### [WHAT NEEDS TO BE DONE]
Write out the entries exactly, pictures excluded.

[[ DATA PROVIDED, beginning ]]

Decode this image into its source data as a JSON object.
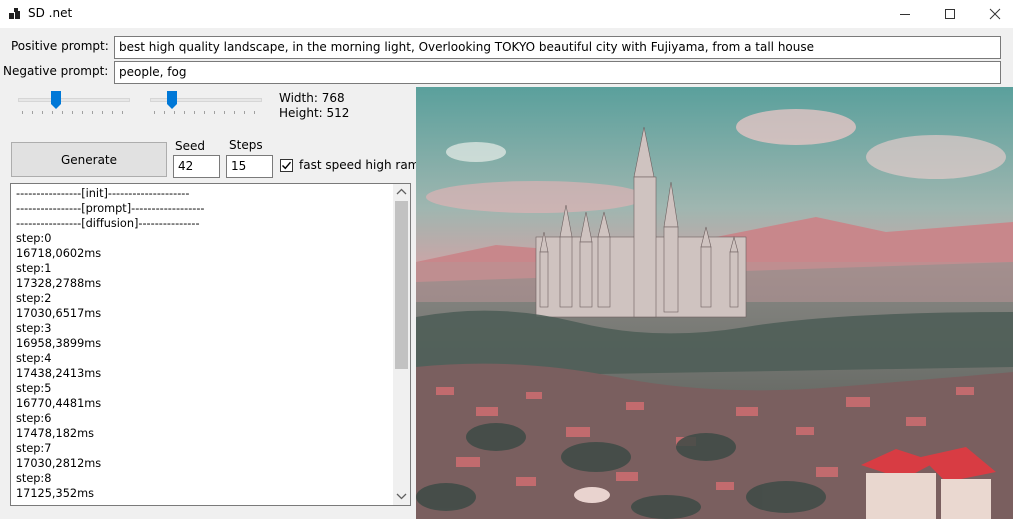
{
  "window": {
    "title": "SD .net"
  },
  "prompts": {
    "positive_label": "Positive prompt:",
    "positive_value": "best high quality landscape, in the morning light, Overlooking TOKYO beautiful city with Fujiyama,  from a tall house",
    "negative_label": "Negative prompt:",
    "negative_value": "people, fog"
  },
  "size": {
    "width_text": "Width: 768",
    "height_text": "Height: 512",
    "width_slider_fraction": 0.32,
    "height_slider_fraction": 0.17
  },
  "controls": {
    "generate_label": "Generate",
    "seed_label": "Seed",
    "seed_value": "42",
    "steps_label": "Steps",
    "steps_value": "15",
    "fast_label": "fast speed high ram",
    "fast_checked": true
  },
  "log": [
    "----------------[init]--------------------",
    "----------------[prompt]------------------",
    "----------------[diffusion]---------------",
    "step:0",
    "16718,0602ms",
    "step:1",
    "17328,2788ms",
    "step:2",
    "17030,6517ms",
    "step:3",
    "16958,3899ms",
    "step:4",
    "17438,2413ms",
    "step:5",
    "16770,4481ms",
    "step:6",
    "17478,182ms",
    "step:7",
    "17030,2812ms",
    "step:8",
    "17125,352ms"
  ],
  "icons": {
    "app": "app-icon",
    "minimize": "minimize-icon",
    "maximize": "maximize-icon",
    "close": "close-icon",
    "scroll_up": "scroll-up-icon",
    "scroll_down": "scroll-down-icon",
    "check": "check-icon"
  },
  "colors": {
    "accent": "#0078d7",
    "window_bg": "#f0f0f0"
  }
}
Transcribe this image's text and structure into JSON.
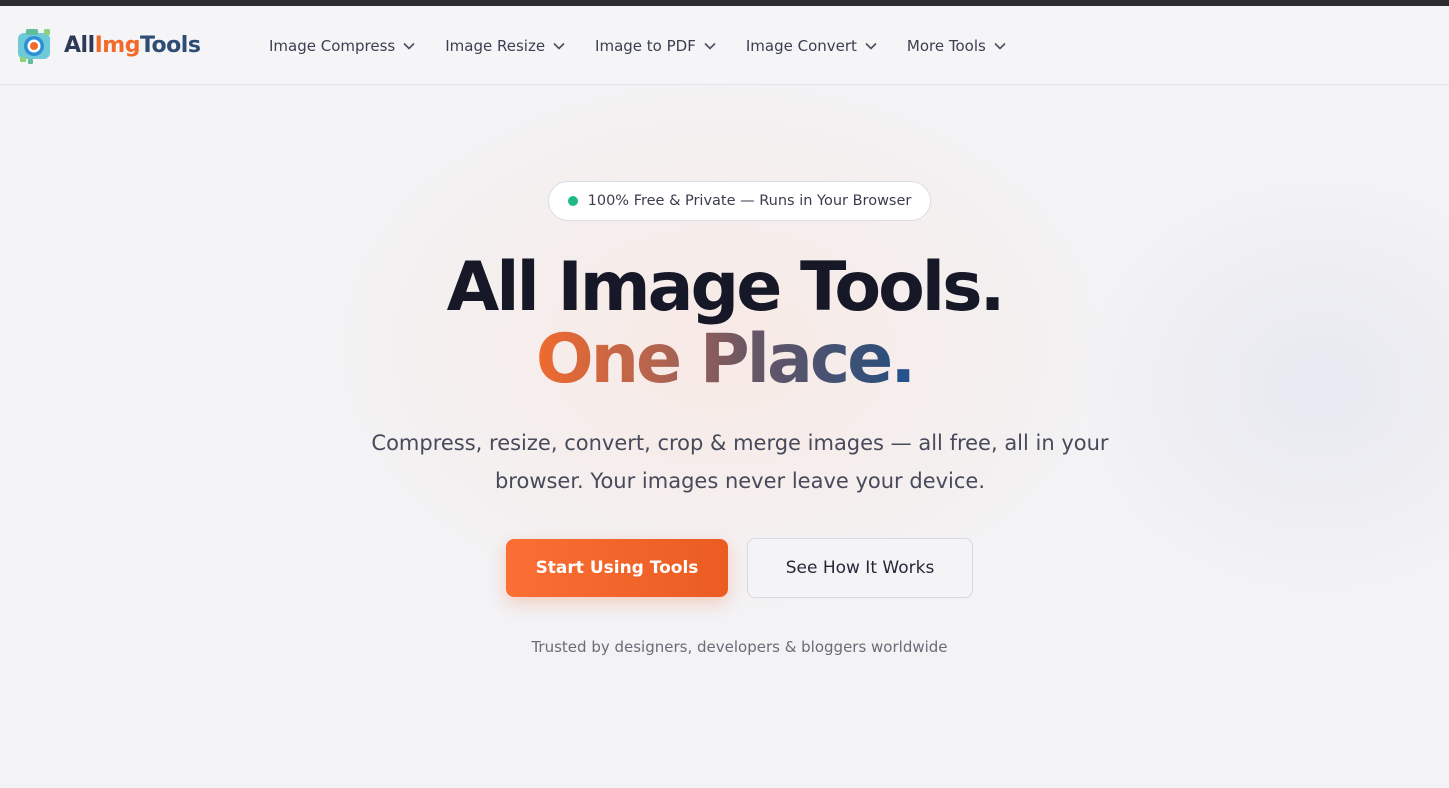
{
  "brand": {
    "part1": "All",
    "part2": "Img",
    "part3": "Tools",
    "colors": {
      "navy": "#2d3a56",
      "orange": "#f26a2a",
      "blue": "#2d4d74"
    }
  },
  "nav": {
    "items": [
      {
        "label": "Image Compress",
        "icon": "chevron-down-icon"
      },
      {
        "label": "Image Resize",
        "icon": "chevron-down-icon"
      },
      {
        "label": "Image to PDF",
        "icon": "chevron-down-icon"
      },
      {
        "label": "Image Convert",
        "icon": "chevron-down-icon"
      },
      {
        "label": "More Tools",
        "icon": "chevron-down-icon"
      }
    ]
  },
  "hero": {
    "badge": "100% Free & Private — Runs in Your Browser",
    "headline_line1": "All Image Tools.",
    "headline_line2": "One Place",
    "headline_dot": ".",
    "subtitle": "Compress, resize, convert, crop & merge images — all free, all in your browser. Your images never leave your device.",
    "primary_button": "Start Using Tools",
    "secondary_button": "See How It Works",
    "trusted_text": "Trusted by designers, developers & bloggers worldwide",
    "colors": {
      "accent": "#f26a2a",
      "badge_dot": "#1fb985",
      "headline": "#161828"
    }
  }
}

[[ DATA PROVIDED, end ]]

### [RESULT OF THE TASK]
Decode this image into its source data as a JSON object.
{
  "window": {
    "title": "SD .net"
  },
  "prompts": {
    "positive_label": "Positive prompt:",
    "positive_value": "best high quality landscape, in the morning light, Overlooking TOKYO beautiful city with Fujiyama,  from a tall house",
    "negative_label": "Negative prompt:",
    "negative_value": "people, fog"
  },
  "size": {
    "width_text": "Width: 768",
    "height_text": "Height: 512",
    "width_slider_fraction": 0.32,
    "height_slider_fraction": 0.17
  },
  "controls": {
    "generate_label": "Generate",
    "seed_label": "Seed",
    "seed_value": "42",
    "steps_label": "Steps",
    "steps_value": "15",
    "fast_label": "fast speed high ram",
    "fast_checked": true
  },
  "log": [
    "----------------[init]--------------------",
    "----------------[prompt]------------------",
    "----------------[diffusion]---------------",
    "step:0",
    "16718,0602ms",
    "step:1",
    "17328,2788ms",
    "step:2",
    "17030,6517ms",
    "step:3",
    "16958,3899ms",
    "step:4",
    "17438,2413ms",
    "step:5",
    "16770,4481ms",
    "step:6",
    "17478,182ms",
    "step:7",
    "17030,2812ms",
    "step:8",
    "17125,352ms"
  ],
  "icons": {
    "app": "app-icon",
    "minimize": "minimize-icon",
    "maximize": "maximize-icon",
    "close": "close-icon",
    "scroll_up": "scroll-up-icon",
    "scroll_down": "scroll-down-icon",
    "check": "check-icon"
  },
  "colors": {
    "accent": "#0078d7",
    "window_bg": "#f0f0f0"
  }
}
Transcribe this image's text and structure into JSON.
{
  "brand": {
    "part1": "All",
    "part2": "Img",
    "part3": "Tools",
    "colors": {
      "navy": "#2d3a56",
      "orange": "#f26a2a",
      "blue": "#2d4d74"
    }
  },
  "nav": {
    "items": [
      {
        "label": "Image Compress",
        "icon": "chevron-down-icon"
      },
      {
        "label": "Image Resize",
        "icon": "chevron-down-icon"
      },
      {
        "label": "Image to PDF",
        "icon": "chevron-down-icon"
      },
      {
        "label": "Image Convert",
        "icon": "chevron-down-icon"
      },
      {
        "label": "More Tools",
        "icon": "chevron-down-icon"
      }
    ]
  },
  "hero": {
    "badge": "100% Free & Private — Runs in Your Browser",
    "headline_line1": "All Image Tools.",
    "headline_line2": "One Place",
    "headline_dot": ".",
    "subtitle": "Compress, resize, convert, crop & merge images — all free, all in your browser. Your images never leave your device.",
    "primary_button": "Start Using Tools",
    "secondary_button": "See How It Works",
    "trusted_text": "Trusted by designers, developers & bloggers worldwide",
    "colors": {
      "accent": "#f26a2a",
      "badge_dot": "#1fb985",
      "headline": "#161828"
    }
  }
}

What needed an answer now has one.